If Hawaii goes as planned, I will then see how things look in Europe. I know that Greece is among the first places that is trying to re-open to tourism and I’m thinking that if I can find a cheap room on or near a gorgeous stretch of remote beach on one of the Greek islands in September it would be a stress-free respite from what the last few months have been like. Hopefully I can spend some time in Italy too, and I have gotten some promising news that some of my favorite restaurants are starting to re-open and my friends are getting to venture out for recreation and to see family for the first time in three months.
And then, if all goes well and there is no further chaos to disrupt these tentative plans I will hunker down in New England where I can spend much needed time with friends, watch the foliage turn, find a more permanent place to live and spend the holidays among those I love. Of course, all of this is just a shaky framework of an idea, and as the headlines change and life rolls on, there’s no telling where any of us may be and what we will have experienced by the end of the year.

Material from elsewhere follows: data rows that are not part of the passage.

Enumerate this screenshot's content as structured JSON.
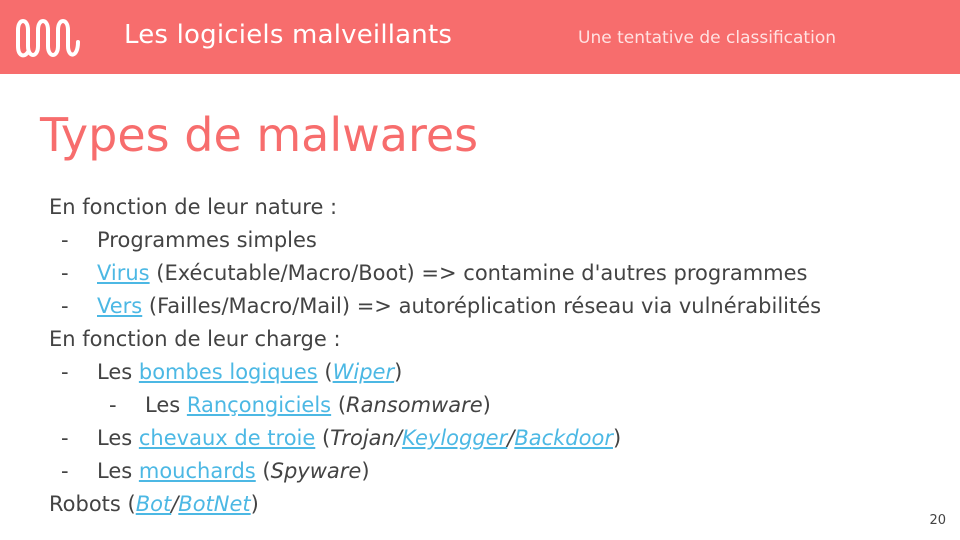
{
  "header": {
    "title": "Les logiciels malveillants",
    "subtitle": "Une tentative de classification",
    "icon": "wave-logo-icon",
    "color": "#f76d6d"
  },
  "slide": {
    "title": "Types de malwares",
    "page_number": "20"
  },
  "content": {
    "nature_heading": "En fonction de leur nature :",
    "programmes_simples": "Programmes simples",
    "virus": {
      "link": "Virus",
      "detail": " (Exécutable/Macro/Boot)  => contamine d'autres programmes"
    },
    "vers": {
      "link": "Vers",
      "detail": " (Failles/Macro/Mail) => autoréplication réseau via vulnérabilités"
    },
    "charge_heading": "En fonction de leur charge :",
    "bombes": {
      "prefix": "Les ",
      "link": "bombes logiques",
      "open": " (",
      "sublink": "Wiper",
      "close": ")"
    },
    "rancon": {
      "prefix": "Les ",
      "link": "Rançongiciels",
      "open": " (",
      "italic": "Ransomware",
      "close": ")"
    },
    "chevaux": {
      "prefix": "Les ",
      "link": "chevaux de troie",
      "open": " (",
      "italic": "Trojan",
      "sep1": "/",
      "sublink1": "Keylogger",
      "sep2": "/",
      "sublink2": "Backdoor",
      "close": ")"
    },
    "mouchards": {
      "prefix": "Les ",
      "link": "mouchards",
      "open": " (",
      "italic": "Spyware",
      "close": ")"
    },
    "robots": {
      "prefix": "Robots (",
      "sublink1": "Bot",
      "sep": "/",
      "sublink2": "BotNet",
      "close": ")"
    },
    "dash": "-",
    "link_color": "#4cb8e4"
  }
}
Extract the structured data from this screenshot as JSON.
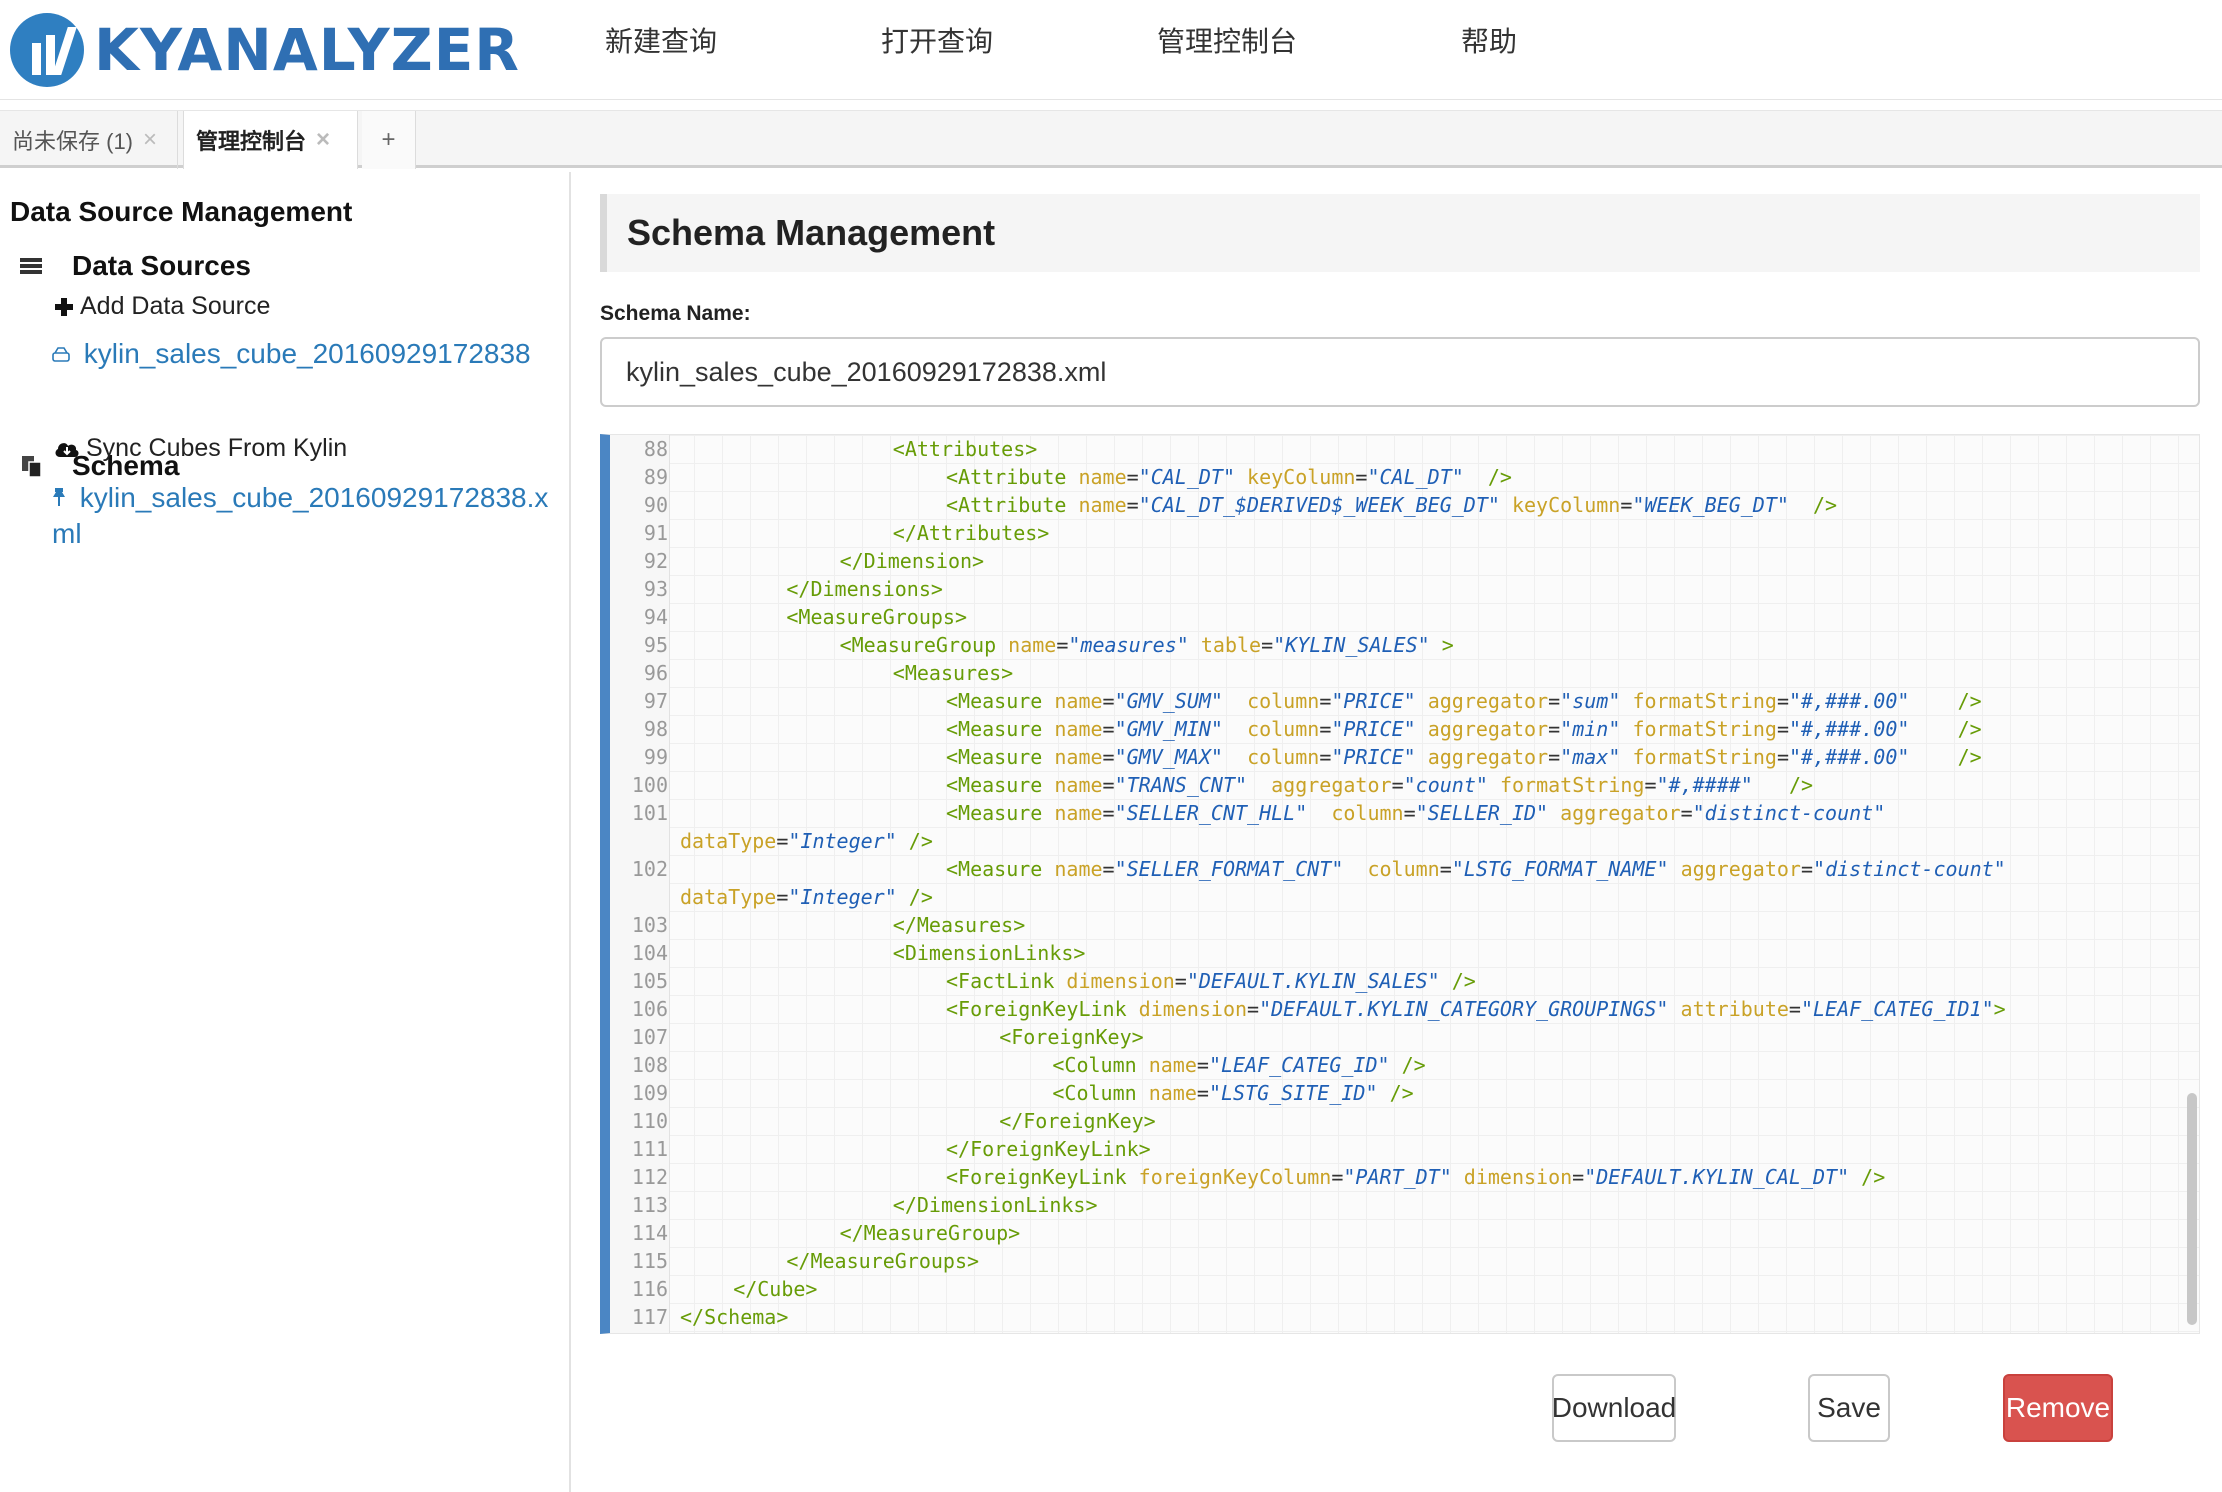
{
  "app": {
    "logo_text": "KYANALYZER",
    "brand_color": "#2f6fb3"
  },
  "nav": {
    "items": [
      "新建查询",
      "打开查询",
      "管理控制台",
      "帮助"
    ]
  },
  "tabs": {
    "items": [
      {
        "label": "尚未保存 (1)",
        "closable": true,
        "active": false
      },
      {
        "label": "管理控制台",
        "closable": true,
        "active": true
      }
    ],
    "add_label": "+"
  },
  "sidebar": {
    "title": "Data Source Management",
    "data_sources": {
      "label": "Data Sources",
      "icon": "list-icon",
      "add_label": "Add Data Source",
      "items": [
        "kylin_sales_cube_20160929172838"
      ]
    },
    "schema": {
      "label": "Schema",
      "icon": "copy-icon",
      "sync_label": "Sync Cubes From Kylin",
      "items": [
        "kylin_sales_cube_20160929172838.xml"
      ]
    }
  },
  "main": {
    "header": "Schema Management",
    "schema_name_label": "Schema Name:",
    "schema_name_value": "kylin_sales_cube_20160929172838.xml",
    "buttons": {
      "download": "Download",
      "save": "Save",
      "remove": "Remove"
    },
    "accent_danger": "#d9534f",
    "editor_accent": "#4b86c4"
  },
  "editor": {
    "lines": [
      {
        "n": "88",
        "ind": 8,
        "segs": [
          {
            "t": "t",
            "x": "<Attributes>"
          }
        ]
      },
      {
        "n": "89",
        "ind": 10,
        "segs": [
          {
            "t": "t",
            "x": "<Attribute "
          },
          {
            "t": "a",
            "x": "name"
          },
          {
            "t": "p",
            "x": "="
          },
          {
            "t": "v",
            "x": "\"CAL_DT\""
          },
          {
            "t": "p",
            "x": " "
          },
          {
            "t": "a",
            "x": "keyColumn"
          },
          {
            "t": "p",
            "x": "="
          },
          {
            "t": "v",
            "x": "\"CAL_DT\""
          },
          {
            "t": "p",
            "x": "  "
          },
          {
            "t": "t",
            "x": "/>"
          }
        ]
      },
      {
        "n": "90",
        "ind": 10,
        "segs": [
          {
            "t": "t",
            "x": "<Attribute "
          },
          {
            "t": "a",
            "x": "name"
          },
          {
            "t": "p",
            "x": "="
          },
          {
            "t": "v",
            "x": "\"CAL_DT_$DERIVED$_WEEK_BEG_DT\""
          },
          {
            "t": "p",
            "x": " "
          },
          {
            "t": "a",
            "x": "keyColumn"
          },
          {
            "t": "p",
            "x": "="
          },
          {
            "t": "v",
            "x": "\"WEEK_BEG_DT\""
          },
          {
            "t": "p",
            "x": "  "
          },
          {
            "t": "t",
            "x": "/>"
          }
        ]
      },
      {
        "n": "91",
        "ind": 8,
        "segs": [
          {
            "t": "t",
            "x": "</Attributes>"
          }
        ]
      },
      {
        "n": "92",
        "ind": 6,
        "segs": [
          {
            "t": "t",
            "x": "</Dimension>"
          }
        ]
      },
      {
        "n": "93",
        "ind": 4,
        "segs": [
          {
            "t": "t",
            "x": "</Dimensions>"
          }
        ]
      },
      {
        "n": "94",
        "ind": 4,
        "segs": [
          {
            "t": "t",
            "x": "<MeasureGroups>"
          }
        ]
      },
      {
        "n": "95",
        "ind": 6,
        "segs": [
          {
            "t": "t",
            "x": "<MeasureGroup "
          },
          {
            "t": "a",
            "x": "name"
          },
          {
            "t": "p",
            "x": "="
          },
          {
            "t": "v",
            "x": "\"measures\""
          },
          {
            "t": "p",
            "x": " "
          },
          {
            "t": "a",
            "x": "table"
          },
          {
            "t": "p",
            "x": "="
          },
          {
            "t": "v",
            "x": "\"KYLIN_SALES\""
          },
          {
            "t": "p",
            "x": " "
          },
          {
            "t": "t",
            "x": ">"
          }
        ]
      },
      {
        "n": "96",
        "ind": 8,
        "segs": [
          {
            "t": "t",
            "x": "<Measures>"
          }
        ]
      },
      {
        "n": "97",
        "ind": 10,
        "segs": [
          {
            "t": "t",
            "x": "<Measure "
          },
          {
            "t": "a",
            "x": "name"
          },
          {
            "t": "p",
            "x": "="
          },
          {
            "t": "v",
            "x": "\"GMV_SUM\""
          },
          {
            "t": "p",
            "x": "  "
          },
          {
            "t": "a",
            "x": "column"
          },
          {
            "t": "p",
            "x": "="
          },
          {
            "t": "v",
            "x": "\"PRICE\""
          },
          {
            "t": "p",
            "x": " "
          },
          {
            "t": "a",
            "x": "aggregator"
          },
          {
            "t": "p",
            "x": "="
          },
          {
            "t": "v",
            "x": "\"sum\""
          },
          {
            "t": "p",
            "x": " "
          },
          {
            "t": "a",
            "x": "formatString"
          },
          {
            "t": "p",
            "x": "="
          },
          {
            "t": "v",
            "x": "\"#,###.00\""
          },
          {
            "t": "p",
            "x": "    "
          },
          {
            "t": "t",
            "x": "/>"
          }
        ]
      },
      {
        "n": "98",
        "ind": 10,
        "segs": [
          {
            "t": "t",
            "x": "<Measure "
          },
          {
            "t": "a",
            "x": "name"
          },
          {
            "t": "p",
            "x": "="
          },
          {
            "t": "v",
            "x": "\"GMV_MIN\""
          },
          {
            "t": "p",
            "x": "  "
          },
          {
            "t": "a",
            "x": "column"
          },
          {
            "t": "p",
            "x": "="
          },
          {
            "t": "v",
            "x": "\"PRICE\""
          },
          {
            "t": "p",
            "x": " "
          },
          {
            "t": "a",
            "x": "aggregator"
          },
          {
            "t": "p",
            "x": "="
          },
          {
            "t": "v",
            "x": "\"min\""
          },
          {
            "t": "p",
            "x": " "
          },
          {
            "t": "a",
            "x": "formatString"
          },
          {
            "t": "p",
            "x": "="
          },
          {
            "t": "v",
            "x": "\"#,###.00\""
          },
          {
            "t": "p",
            "x": "    "
          },
          {
            "t": "t",
            "x": "/>"
          }
        ]
      },
      {
        "n": "99",
        "ind": 10,
        "segs": [
          {
            "t": "t",
            "x": "<Measure "
          },
          {
            "t": "a",
            "x": "name"
          },
          {
            "t": "p",
            "x": "="
          },
          {
            "t": "v",
            "x": "\"GMV_MAX\""
          },
          {
            "t": "p",
            "x": "  "
          },
          {
            "t": "a",
            "x": "column"
          },
          {
            "t": "p",
            "x": "="
          },
          {
            "t": "v",
            "x": "\"PRICE\""
          },
          {
            "t": "p",
            "x": " "
          },
          {
            "t": "a",
            "x": "aggregator"
          },
          {
            "t": "p",
            "x": "="
          },
          {
            "t": "v",
            "x": "\"max\""
          },
          {
            "t": "p",
            "x": " "
          },
          {
            "t": "a",
            "x": "formatString"
          },
          {
            "t": "p",
            "x": "="
          },
          {
            "t": "v",
            "x": "\"#,###.00\""
          },
          {
            "t": "p",
            "x": "    "
          },
          {
            "t": "t",
            "x": "/>"
          }
        ]
      },
      {
        "n": "100",
        "ind": 10,
        "segs": [
          {
            "t": "t",
            "x": "<Measure "
          },
          {
            "t": "a",
            "x": "name"
          },
          {
            "t": "p",
            "x": "="
          },
          {
            "t": "v",
            "x": "\"TRANS_CNT\""
          },
          {
            "t": "p",
            "x": "  "
          },
          {
            "t": "a",
            "x": "aggregator"
          },
          {
            "t": "p",
            "x": "="
          },
          {
            "t": "v",
            "x": "\"count\""
          },
          {
            "t": "p",
            "x": " "
          },
          {
            "t": "a",
            "x": "formatString"
          },
          {
            "t": "p",
            "x": "="
          },
          {
            "t": "v",
            "x": "\"#,####\""
          },
          {
            "t": "p",
            "x": "   "
          },
          {
            "t": "t",
            "x": "/>"
          }
        ]
      },
      {
        "n": "101",
        "ind": 10,
        "segs": [
          {
            "t": "t",
            "x": "<Measure "
          },
          {
            "t": "a",
            "x": "name"
          },
          {
            "t": "p",
            "x": "="
          },
          {
            "t": "v",
            "x": "\"SELLER_CNT_HLL\""
          },
          {
            "t": "p",
            "x": "  "
          },
          {
            "t": "a",
            "x": "column"
          },
          {
            "t": "p",
            "x": "="
          },
          {
            "t": "v",
            "x": "\"SELLER_ID\""
          },
          {
            "t": "p",
            "x": " "
          },
          {
            "t": "a",
            "x": "aggregator"
          },
          {
            "t": "p",
            "x": "="
          },
          {
            "t": "v",
            "x": "\"distinct-count\""
          }
        ]
      },
      {
        "n": "",
        "ind": 0,
        "segs": [
          {
            "t": "a",
            "x": "dataType"
          },
          {
            "t": "p",
            "x": "="
          },
          {
            "t": "v",
            "x": "\"Integer\""
          },
          {
            "t": "p",
            "x": " "
          },
          {
            "t": "t",
            "x": "/>"
          }
        ]
      },
      {
        "n": "102",
        "ind": 10,
        "segs": [
          {
            "t": "t",
            "x": "<Measure "
          },
          {
            "t": "a",
            "x": "name"
          },
          {
            "t": "p",
            "x": "="
          },
          {
            "t": "v",
            "x": "\"SELLER_FORMAT_CNT\""
          },
          {
            "t": "p",
            "x": "  "
          },
          {
            "t": "a",
            "x": "column"
          },
          {
            "t": "p",
            "x": "="
          },
          {
            "t": "v",
            "x": "\"LSTG_FORMAT_NAME\""
          },
          {
            "t": "p",
            "x": " "
          },
          {
            "t": "a",
            "x": "aggregator"
          },
          {
            "t": "p",
            "x": "="
          },
          {
            "t": "v",
            "x": "\"distinct-count\""
          }
        ]
      },
      {
        "n": "",
        "ind": 0,
        "segs": [
          {
            "t": "a",
            "x": "dataType"
          },
          {
            "t": "p",
            "x": "="
          },
          {
            "t": "v",
            "x": "\"Integer\""
          },
          {
            "t": "p",
            "x": " "
          },
          {
            "t": "t",
            "x": "/>"
          }
        ]
      },
      {
        "n": "103",
        "ind": 8,
        "segs": [
          {
            "t": "t",
            "x": "</Measures>"
          }
        ]
      },
      {
        "n": "104",
        "ind": 8,
        "segs": [
          {
            "t": "t",
            "x": "<DimensionLinks>"
          }
        ]
      },
      {
        "n": "105",
        "ind": 10,
        "segs": [
          {
            "t": "t",
            "x": "<FactLink "
          },
          {
            "t": "a",
            "x": "dimension"
          },
          {
            "t": "p",
            "x": "="
          },
          {
            "t": "v",
            "x": "\"DEFAULT.KYLIN_SALES\""
          },
          {
            "t": "p",
            "x": " "
          },
          {
            "t": "t",
            "x": "/>"
          }
        ]
      },
      {
        "n": "106",
        "ind": 10,
        "segs": [
          {
            "t": "t",
            "x": "<ForeignKeyLink "
          },
          {
            "t": "a",
            "x": "dimension"
          },
          {
            "t": "p",
            "x": "="
          },
          {
            "t": "v",
            "x": "\"DEFAULT.KYLIN_CATEGORY_GROUPINGS\""
          },
          {
            "t": "p",
            "x": " "
          },
          {
            "t": "a",
            "x": "attribute"
          },
          {
            "t": "p",
            "x": "="
          },
          {
            "t": "v",
            "x": "\"LEAF_CATEG_ID1\""
          },
          {
            "t": "t",
            "x": ">"
          }
        ]
      },
      {
        "n": "107",
        "ind": 12,
        "segs": [
          {
            "t": "t",
            "x": "<ForeignKey>"
          }
        ]
      },
      {
        "n": "108",
        "ind": 14,
        "segs": [
          {
            "t": "t",
            "x": "<Column "
          },
          {
            "t": "a",
            "x": "name"
          },
          {
            "t": "p",
            "x": "="
          },
          {
            "t": "v",
            "x": "\"LEAF_CATEG_ID\""
          },
          {
            "t": "p",
            "x": " "
          },
          {
            "t": "t",
            "x": "/>"
          }
        ]
      },
      {
        "n": "109",
        "ind": 14,
        "segs": [
          {
            "t": "t",
            "x": "<Column "
          },
          {
            "t": "a",
            "x": "name"
          },
          {
            "t": "p",
            "x": "="
          },
          {
            "t": "v",
            "x": "\"LSTG_SITE_ID\""
          },
          {
            "t": "p",
            "x": " "
          },
          {
            "t": "t",
            "x": "/>"
          }
        ]
      },
      {
        "n": "110",
        "ind": 12,
        "segs": [
          {
            "t": "t",
            "x": "</ForeignKey>"
          }
        ]
      },
      {
        "n": "111",
        "ind": 10,
        "segs": [
          {
            "t": "t",
            "x": "</ForeignKeyLink>"
          }
        ]
      },
      {
        "n": "112",
        "ind": 10,
        "segs": [
          {
            "t": "t",
            "x": "<ForeignKeyLink "
          },
          {
            "t": "a",
            "x": "foreignKeyColumn"
          },
          {
            "t": "p",
            "x": "="
          },
          {
            "t": "v",
            "x": "\"PART_DT\""
          },
          {
            "t": "p",
            "x": " "
          },
          {
            "t": "a",
            "x": "dimension"
          },
          {
            "t": "p",
            "x": "="
          },
          {
            "t": "v",
            "x": "\"DEFAULT.KYLIN_CAL_DT\""
          },
          {
            "t": "p",
            "x": " "
          },
          {
            "t": "t",
            "x": "/>"
          }
        ]
      },
      {
        "n": "113",
        "ind": 8,
        "segs": [
          {
            "t": "t",
            "x": "</DimensionLinks>"
          }
        ]
      },
      {
        "n": "114",
        "ind": 6,
        "segs": [
          {
            "t": "t",
            "x": "</MeasureGroup>"
          }
        ]
      },
      {
        "n": "115",
        "ind": 4,
        "segs": [
          {
            "t": "t",
            "x": "</MeasureGroups>"
          }
        ]
      },
      {
        "n": "116",
        "ind": 2,
        "segs": [
          {
            "t": "t",
            "x": "</Cube>"
          }
        ]
      },
      {
        "n": "117",
        "ind": 0,
        "segs": [
          {
            "t": "t",
            "x": "</Schema>"
          }
        ]
      }
    ]
  }
}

It’s been hard for me to write something for several weeks now, but I hope getting some of this off my chest will open the flood gates and let me get back to publishing things on a more regular basis. Meanwhile my thoughts go out to all of you who take the time to read this and I wonder what you’ve experienced and how you’re coping with things. I’d love to hear from you. In the meantime, take care, stay well and keep the plans and dreams you have alive… flexible, but alive.